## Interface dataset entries
——————
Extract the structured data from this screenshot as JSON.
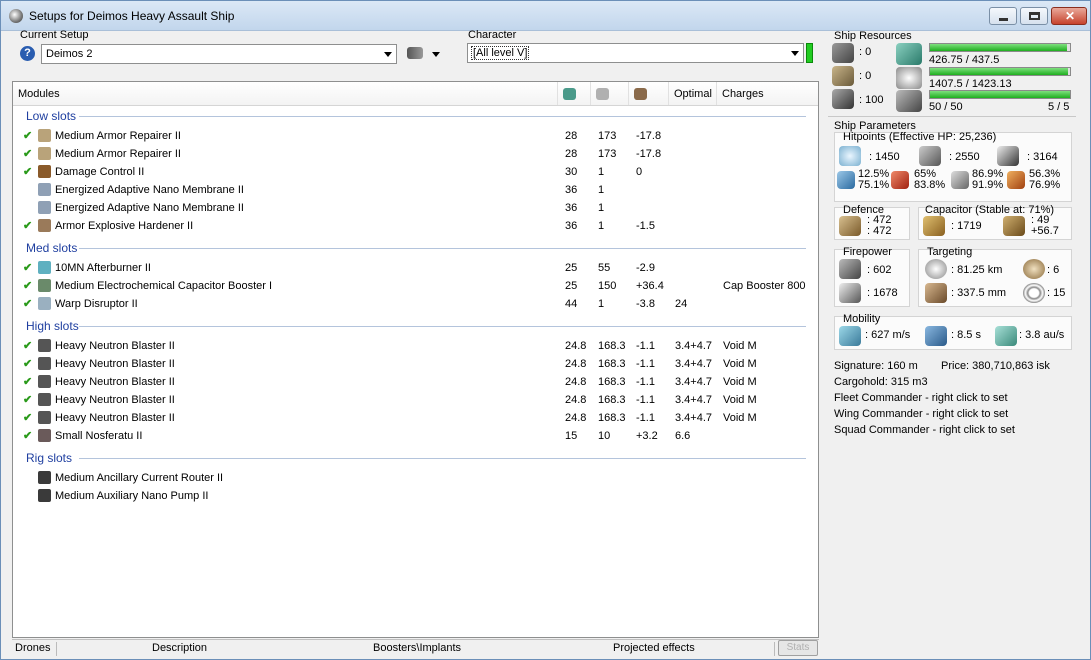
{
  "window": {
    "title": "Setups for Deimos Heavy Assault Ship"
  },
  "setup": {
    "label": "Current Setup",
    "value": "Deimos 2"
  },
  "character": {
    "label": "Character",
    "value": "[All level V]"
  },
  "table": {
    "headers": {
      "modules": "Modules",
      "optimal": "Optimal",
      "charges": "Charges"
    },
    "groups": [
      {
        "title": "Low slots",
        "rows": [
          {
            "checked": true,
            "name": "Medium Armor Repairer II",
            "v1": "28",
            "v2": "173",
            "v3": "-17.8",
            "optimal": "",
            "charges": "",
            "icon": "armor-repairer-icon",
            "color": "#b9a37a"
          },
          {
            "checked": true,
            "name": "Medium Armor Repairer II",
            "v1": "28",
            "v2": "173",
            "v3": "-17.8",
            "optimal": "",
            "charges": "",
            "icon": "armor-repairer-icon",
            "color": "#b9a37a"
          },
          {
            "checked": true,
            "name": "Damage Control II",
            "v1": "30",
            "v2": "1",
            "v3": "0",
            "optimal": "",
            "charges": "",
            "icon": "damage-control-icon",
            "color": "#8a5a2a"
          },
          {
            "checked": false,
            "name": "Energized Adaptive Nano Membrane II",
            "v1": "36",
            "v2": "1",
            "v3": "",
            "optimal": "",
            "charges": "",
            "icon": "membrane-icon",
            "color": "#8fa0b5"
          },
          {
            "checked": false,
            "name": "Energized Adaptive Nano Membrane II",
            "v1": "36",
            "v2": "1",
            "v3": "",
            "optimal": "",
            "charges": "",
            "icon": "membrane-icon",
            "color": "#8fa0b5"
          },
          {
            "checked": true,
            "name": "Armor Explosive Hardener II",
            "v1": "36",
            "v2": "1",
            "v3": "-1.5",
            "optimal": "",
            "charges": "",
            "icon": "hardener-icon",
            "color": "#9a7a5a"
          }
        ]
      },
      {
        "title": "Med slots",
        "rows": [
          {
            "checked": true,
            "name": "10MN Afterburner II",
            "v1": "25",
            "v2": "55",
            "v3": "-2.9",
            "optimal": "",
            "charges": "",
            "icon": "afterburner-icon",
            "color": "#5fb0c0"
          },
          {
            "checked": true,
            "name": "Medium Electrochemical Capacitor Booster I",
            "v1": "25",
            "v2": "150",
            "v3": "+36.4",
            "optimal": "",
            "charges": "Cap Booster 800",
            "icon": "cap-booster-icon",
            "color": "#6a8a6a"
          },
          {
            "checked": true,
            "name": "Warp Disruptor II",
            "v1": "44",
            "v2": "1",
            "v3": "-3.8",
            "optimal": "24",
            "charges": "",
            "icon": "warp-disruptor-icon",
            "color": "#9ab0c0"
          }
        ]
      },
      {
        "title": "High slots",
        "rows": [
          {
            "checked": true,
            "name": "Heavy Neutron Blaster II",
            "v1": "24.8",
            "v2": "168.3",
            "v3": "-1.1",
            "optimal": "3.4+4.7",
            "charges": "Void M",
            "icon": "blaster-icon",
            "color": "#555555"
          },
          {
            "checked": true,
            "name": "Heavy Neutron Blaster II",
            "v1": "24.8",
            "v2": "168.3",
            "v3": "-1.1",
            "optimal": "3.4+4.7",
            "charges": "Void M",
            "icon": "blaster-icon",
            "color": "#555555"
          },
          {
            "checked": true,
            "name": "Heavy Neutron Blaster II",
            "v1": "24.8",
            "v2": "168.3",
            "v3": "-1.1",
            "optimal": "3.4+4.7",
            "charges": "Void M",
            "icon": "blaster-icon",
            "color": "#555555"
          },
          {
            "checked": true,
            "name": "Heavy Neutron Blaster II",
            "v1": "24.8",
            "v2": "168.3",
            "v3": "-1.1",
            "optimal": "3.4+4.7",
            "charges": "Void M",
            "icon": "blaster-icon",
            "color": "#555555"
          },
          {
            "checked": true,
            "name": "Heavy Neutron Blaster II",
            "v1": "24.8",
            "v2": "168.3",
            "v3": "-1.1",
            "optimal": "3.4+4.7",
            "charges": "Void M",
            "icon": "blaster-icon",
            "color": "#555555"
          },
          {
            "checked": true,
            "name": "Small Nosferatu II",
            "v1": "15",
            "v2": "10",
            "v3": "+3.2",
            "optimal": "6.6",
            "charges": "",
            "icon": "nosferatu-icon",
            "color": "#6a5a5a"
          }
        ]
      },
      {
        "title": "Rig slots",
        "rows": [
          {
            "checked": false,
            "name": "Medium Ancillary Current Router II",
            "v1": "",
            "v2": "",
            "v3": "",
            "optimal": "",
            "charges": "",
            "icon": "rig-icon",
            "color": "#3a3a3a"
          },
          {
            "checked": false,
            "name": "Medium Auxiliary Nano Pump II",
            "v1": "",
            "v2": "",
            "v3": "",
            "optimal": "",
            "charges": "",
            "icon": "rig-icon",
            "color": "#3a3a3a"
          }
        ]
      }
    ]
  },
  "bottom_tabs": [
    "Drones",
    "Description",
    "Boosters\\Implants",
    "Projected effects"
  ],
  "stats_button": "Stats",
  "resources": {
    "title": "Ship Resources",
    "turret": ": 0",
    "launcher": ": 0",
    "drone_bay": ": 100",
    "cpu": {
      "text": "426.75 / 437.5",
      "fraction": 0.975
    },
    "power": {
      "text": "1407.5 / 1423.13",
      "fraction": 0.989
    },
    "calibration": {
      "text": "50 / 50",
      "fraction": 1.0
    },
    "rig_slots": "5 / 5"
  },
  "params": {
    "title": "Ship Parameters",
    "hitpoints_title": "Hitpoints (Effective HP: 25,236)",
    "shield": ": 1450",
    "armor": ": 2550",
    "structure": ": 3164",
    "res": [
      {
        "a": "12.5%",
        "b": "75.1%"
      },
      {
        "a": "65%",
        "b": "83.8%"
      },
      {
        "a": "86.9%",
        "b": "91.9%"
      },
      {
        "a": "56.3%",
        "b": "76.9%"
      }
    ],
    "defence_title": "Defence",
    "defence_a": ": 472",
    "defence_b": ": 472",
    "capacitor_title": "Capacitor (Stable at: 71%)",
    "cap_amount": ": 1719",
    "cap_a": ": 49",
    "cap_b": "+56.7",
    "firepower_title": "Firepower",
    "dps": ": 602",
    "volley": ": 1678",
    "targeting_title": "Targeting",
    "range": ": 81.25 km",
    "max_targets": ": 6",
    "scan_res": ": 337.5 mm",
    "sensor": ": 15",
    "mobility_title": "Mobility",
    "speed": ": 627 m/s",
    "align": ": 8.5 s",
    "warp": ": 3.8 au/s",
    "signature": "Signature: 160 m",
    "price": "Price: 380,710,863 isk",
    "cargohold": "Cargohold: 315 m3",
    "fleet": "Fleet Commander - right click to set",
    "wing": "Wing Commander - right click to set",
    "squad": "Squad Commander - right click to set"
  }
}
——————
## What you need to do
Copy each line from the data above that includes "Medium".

## Solution
            "name": "Medium Armor Repairer II",
            "name": "Medium Armor Repairer II",
            "name": "Medium Electrochemical Capacitor Booster I",
            "name": "Medium Ancillary Current Router II",
            "name": "Medium Auxiliary Nano Pump II",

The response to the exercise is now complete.